(RxWiki News) Smoking not only hurts your lungs but also your kidneys. People who smoke raise their risk of kidney cancer, and those who keep smoking may be making the cancer worse.
Researchers not only found that smoking increases the risk for kidney cancer, but also that heavier smoking can increase the chance of getting a more aggressive form of the cancer. However, patients who quit smoking can reduce their risk of aggressive kidney cancer.
"Smoking makes kidney cancer worse."
In order to study the relationship between smoking and renal cell carcinoma (a type of kidney cancer), Thomas J. Polascik and his colleagues from Duke University Medical Center looked at data from 845 people who had undergone surgery for kidney cancer. The patients reported their own smoking history.
Of all the things that put people at risk for kidney cancer, smoking is one of the few that an individual can change. For this reason, the authors write, it is important for kidney cancer patients to quit smoking.
These findings also add to the huge list of reasons that people should not smoke.
The researchers found:

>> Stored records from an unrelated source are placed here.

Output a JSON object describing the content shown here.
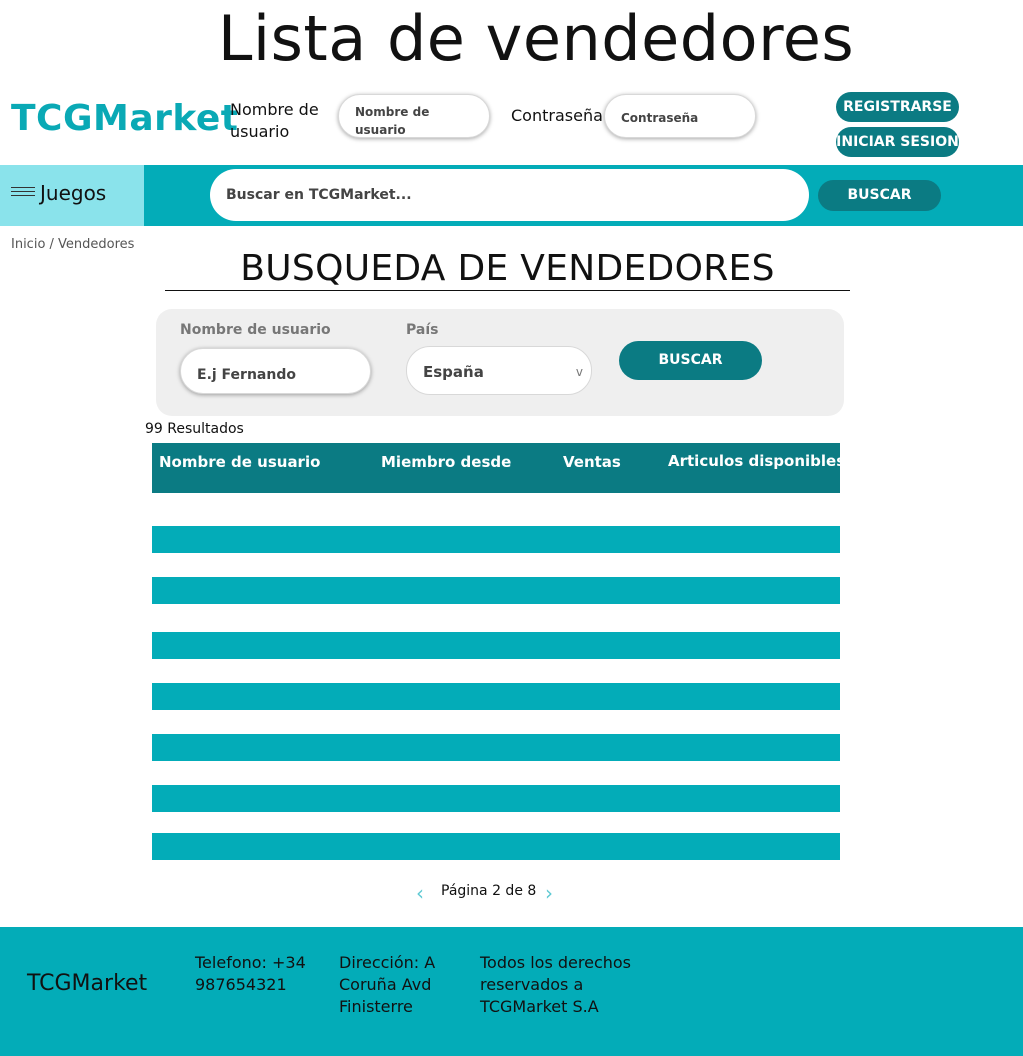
{
  "page_title": "Lista de vendedores",
  "header": {
    "logo": "TCGMarket",
    "username_label": "Nombre de usuario",
    "username_placeholder": "Nombre de usuario",
    "password_label": "Contraseña:",
    "password_placeholder": "Contraseña",
    "register_button": "REGISTRARSE",
    "login_button": "INICIAR SESION"
  },
  "nav": {
    "games_label": "Juegos",
    "search_placeholder": "Buscar en TCGMarket...",
    "search_button": "BUSCAR"
  },
  "breadcrumb": "Inicio / Vendedores",
  "section_title": "BUSQUEDA DE VENDEDORES",
  "filters": {
    "username_label": "Nombre de usuario",
    "username_placeholder": "E.j Fernando",
    "country_label": "País",
    "country_value": "España",
    "search_button": "BUSCAR"
  },
  "results": {
    "count": "99 Resultados",
    "columns": [
      "Nombre de usuario",
      "Miembro desde",
      "Ventas",
      "Articulos disponibles"
    ],
    "row_count": 7
  },
  "pagination": {
    "text": "Página 2 de 8"
  },
  "footer": {
    "logo": "TCGMarket",
    "phone": "Telefono: +34 987654321",
    "address": "Dirección: A Coruña Avd Finisterre",
    "rights": "Todos los derechos reservados a TCGMarket S.A"
  },
  "colors": {
    "teal": "#03acb8",
    "dark_teal": "#0b7b83",
    "light_teal": "#8ae3eb",
    "filter_bg": "#efefef"
  }
}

- Of all the patients, 19.4 percent were current smokers and 29.1 percent used to smoke. Almost 25 percent of the study's participants had advanced renal cell carcinoma.

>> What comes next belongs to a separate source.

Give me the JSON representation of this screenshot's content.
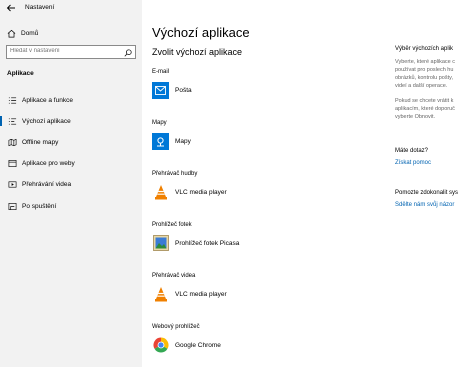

- Current smokers were 1.5 times more likely to develop advanced renal cell carcinoma
- Former smokers were 1.6 times more likely to develop advanced renal cell carcinoma
- Heavier smoking - or smoking for a longer period of time and more frequently - was linked to a greater risk of advanced renal cell carcinoma

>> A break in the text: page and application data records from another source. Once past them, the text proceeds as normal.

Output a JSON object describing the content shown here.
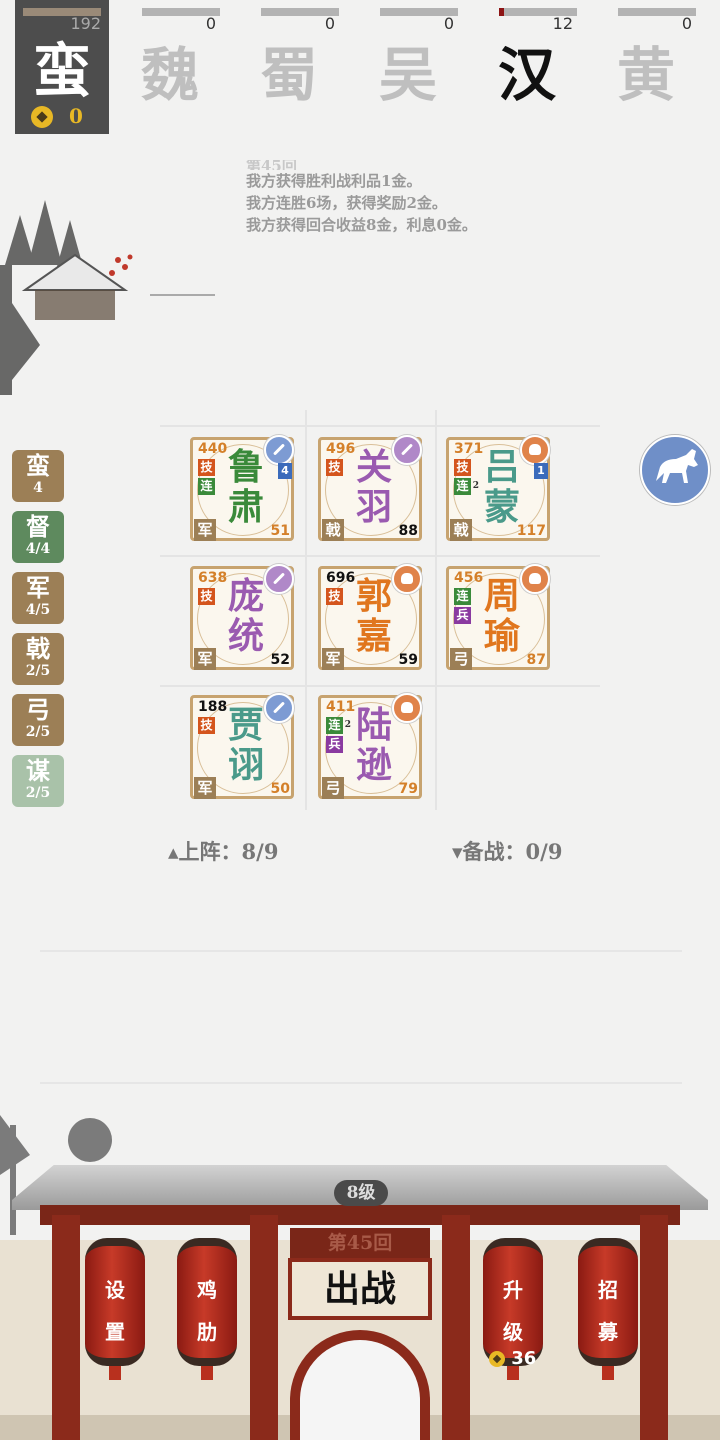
{
  "factions": [
    {
      "name": "蛮",
      "count": "192",
      "progress": 0,
      "gold": "0",
      "active": true
    },
    {
      "name": "魏",
      "count": "0",
      "progress": 0
    },
    {
      "name": "蜀",
      "count": "0",
      "progress": 0
    },
    {
      "name": "吴",
      "count": "0",
      "progress": 0
    },
    {
      "name": "汉",
      "count": "12",
      "progress": 0.06
    },
    {
      "name": "黄",
      "count": "0",
      "progress": 0
    }
  ],
  "log": {
    "partial_line": "第45回",
    "lines": [
      "我方获得胜利战利品1金。",
      "我方连胜6场，获得奖励2金。",
      "我方获得回合收益8金，利息0金。"
    ]
  },
  "traits": [
    {
      "label": "蛮",
      "count": "4",
      "color": "#9c7f56"
    },
    {
      "label": "督",
      "count": "4/4",
      "color": "#5e8a5e"
    },
    {
      "label": "军",
      "count": "4/5",
      "color": "#9c7f56"
    },
    {
      "label": "戟",
      "count": "2/5",
      "color": "#9c7f56"
    },
    {
      "label": "弓",
      "count": "2/5",
      "color": "#9c7f56"
    },
    {
      "label": "谋",
      "count": "2/5",
      "color": "#a9c2a9"
    }
  ],
  "heroes": [
    {
      "name1": "鲁",
      "name2": "肃",
      "hp": "440",
      "power": "51",
      "type": "军",
      "tags": [
        "技",
        "连"
      ],
      "badge": "weapon",
      "stars": "4",
      "name_color": "#3a8a3a",
      "hp_color": "#d4802a",
      "power_color": "#d4802a"
    },
    {
      "name1": "关",
      "name2": "羽",
      "hp": "496",
      "power": "88",
      "type": "戟",
      "tags": [
        "技"
      ],
      "badge": "wand",
      "stars": "",
      "name_color": "#9a5ab0",
      "hp_color": "#d4802a",
      "power_color": "#111111"
    },
    {
      "name1": "吕",
      "name2": "蒙",
      "hp": "371",
      "power": "117",
      "type": "戟",
      "tags": [
        "技",
        "连2"
      ],
      "badge": "bag",
      "stars": "1",
      "name_color": "#4a9a8a",
      "hp_color": "#d4802a",
      "power_color": "#d4802a"
    },
    {
      "name1": "庞",
      "name2": "统",
      "hp": "638",
      "power": "52",
      "type": "军",
      "tags": [
        "技"
      ],
      "badge": "wand",
      "stars": "",
      "name_color": "#9a5ab0",
      "hp_color": "#d4802a",
      "power_color": "#111111"
    },
    {
      "name1": "郭",
      "name2": "嘉",
      "hp": "696",
      "power": "59",
      "type": "军",
      "tags": [
        "技"
      ],
      "badge": "bag",
      "stars": "",
      "name_color": "#e0761e",
      "hp_color": "#111111",
      "power_color": "#111111"
    },
    {
      "name1": "周",
      "name2": "瑜",
      "hp": "456",
      "power": "87",
      "type": "弓",
      "tags": [
        "连",
        "兵"
      ],
      "badge": "bag",
      "stars": "",
      "name_color": "#e0761e",
      "hp_color": "#d4802a",
      "power_color": "#d4802a"
    },
    {
      "name1": "贾",
      "name2": "诩",
      "hp": "188",
      "power": "50",
      "type": "军",
      "tags": [
        "技"
      ],
      "badge": "weapon",
      "stars": "",
      "name_color": "#4a9a8a",
      "hp_color": "#111111",
      "power_color": "#d4802a"
    },
    {
      "name1": "陆",
      "name2": "逊",
      "hp": "411",
      "power": "79",
      "type": "弓",
      "tags": [
        "连2",
        "兵"
      ],
      "badge": "bag",
      "stars": "",
      "name_color": "#9a5ab0",
      "hp_color": "#d4802a",
      "power_color": "#d4802a"
    }
  ],
  "counters": {
    "on_field": "▴上阵：8/9",
    "bench": "▾备战：0/9"
  },
  "building": {
    "level": "8级",
    "round": "第45回",
    "fight": "出战",
    "settings": [
      "设",
      "置"
    ],
    "chicken": [
      "鸡",
      "肋"
    ],
    "upgrade": [
      "升",
      "级"
    ],
    "upgrade_cost": "36",
    "recruit": [
      "招",
      "募"
    ]
  },
  "icons": {
    "horse": "horse-icon",
    "gold": "coin-icon"
  }
}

- Quitting smoking reduced the risk of advanced renal cell carcinoma